Apache Camel is a project in constant transformation. Anyone knows that Camel has been able to adapt to any new kinds of protocols and systems that have emerged in the past 15 years. But it’s not only that: Camel is also able to adapt to any new ways of dealing with integration problems in the cloud era. While Camel K represented a fundamental shift towards a new approach to cloud-native integration, “Kamelets” are driving a deeper transformation towards “low code” development.

When I talk about “low code”, I refer to a platform for developers where you can achieve most of your goals without writing any code. But at the same time, a low code platform should be customizable enough to let you show your development skills when it’s time to solve critical issues. It needs to be abstract in order to easily deal with the most common problems, even using a UI. But it should not prevent a developer to play with the low level details in order to extend the capabilities of the platform itself.

If you’re a bit familiar with how Kamelets work, I think you’ve already got my point here.

Bindings and Karavans

It’s really easy to use Kamelets, especially in combination with Camel K. I’ve shown in a recent presentation at ApacheCon @Home that moving data from Knative or Kafka into an S3 bucket using streaming upload is as simple as writing something like this:

apiVersion: camel.apache.org/v1alpha1
kind: KameletBinding
  name: events-to-s3
      apiVersion: messaging.knative.dev/v1
      kind: Channel
      name: messages
      # Or a Strimzi "KafkaTopic", if you prefer
      kind: Kamelet
      apiVersion: camel.apache.org/v1alpha1
      name: aws-s3-streaming-upload-sink
      bucketNameOrArn: "my-bucket"
      accessKey: "<your-key>"
      # ...

(source, S3 Kamelet Documentation)

You write this file, apply it to a Kubernetes cluster where Camel K is installed: done!
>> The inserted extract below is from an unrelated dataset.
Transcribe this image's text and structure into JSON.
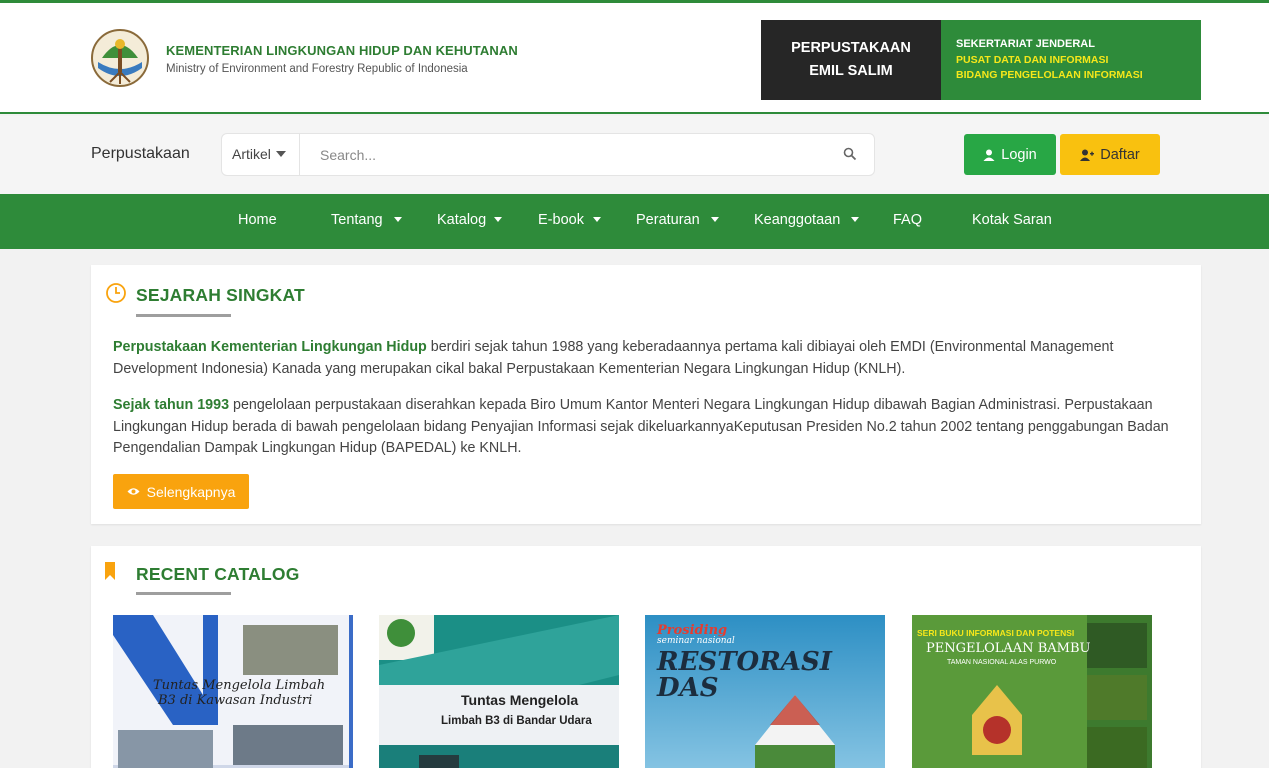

And it’s completely declarative. You just specify where you want to move data from and to: no need to care about lower level details.

If writing YAML is not your favourite sport, you can also opt for a visual UI. I’ve shown in the previous video how the OpenShift dev console is already instructed to use Kamelets in combination with Knative. But there’s a new project in the horizon at Apache that will bring this model even further…

Karavan is a new project started at Apache by Marat Gubaidullin. It is a generic visual UI that can design integrations based on Kamelets. If you either need to create a simple source/sink integration or a more complex one, Karavan can help designing it with ease. There’s also a blog post about Karavan if you want to learn more.

Karavan The Karavan UI

After you finish to configure the integration, the output you get from the UI is an Integration custom resource, that you can direcly apply to any Kubernetes cluster (having Camel K installed) and it will automatically run.

We have now a wider catalog of Kamelets available upstream and it will cover many use cases that you may have in mind. They are the building blocks for letting you connect systems without writing any code: just choose if you want to use the YAML configuration or let the Karavan UI create it for you.

Where’s my Kamelet?

There’s no doubt you’ll find a use case which is not covered by a Kamelet. For example, what about moving data between parts of your organization?

In traditional Camel the approach you would have taken to address this problem is to create one or more ad hoc integrations to fullfill any of your needs. You’d develop a custom integration route for each use case you have in mind.

The Kamelet approach is completely different. You develop a reusable Kamelet that is responsible of taking specific data out of your system (a source), or putting some data back into your system (a sink). Once you’ve done that, you can treat it as a high level connector in the Karavan UI and use it, whenever you need, in multiple scenarios where you need to move data around, without having to code everything from scratch each time.

Writing a Kamelet is easy, much easier than writing a Camel component, if you’ve ever tried doing so. We’ve written an extended Kamelet developer guide that covers both easy and complex scenarios.

We know that creating a source or a sink and also doing it right may be difficult (integration is hard, that’s why we have Apache Camel) and involve multiple enterprise integration patterns. The Kamelet developer guide contains a section about an “Earthquake” source that is complicated on purpose, to mimic a Kamelet that may be developed for handling data inside an organization.

When writing a new Kamelet, you can use plain YAML to describe a route template, add Java (or Groovy, or …) code snippets if you need them, or also link an external Maven project in case you want to add a more complex behavior to it (we did it in the camel-kamelets repository, where we build the default catalog of Kamelets).

What does not change is that, once a Kamelet is written, the logic inside it is well encapsulated and you can treat it as any other connector, in a Binding or in the Karavan UI.

A Kamelet is then the element that enables low code development: it’s easy to configure and embeddable in any UI (such as we’ve done in Karavan), and allows you to fully customize its behavior, even writing various degrees of custom code, up to the lowest level elements of a Camel integration route.

Where to go next

Check out the Karavan repository, where you can build an run the Karavan designer. There’s also a VSCode extension that will let you design integrations directly from the IDE.

Then start playing with Karavan in combination with Camel K and the Kamelet catalog.

And finally look at how easy is to create and use your own Kamelets.

We’d love to hear your feedback!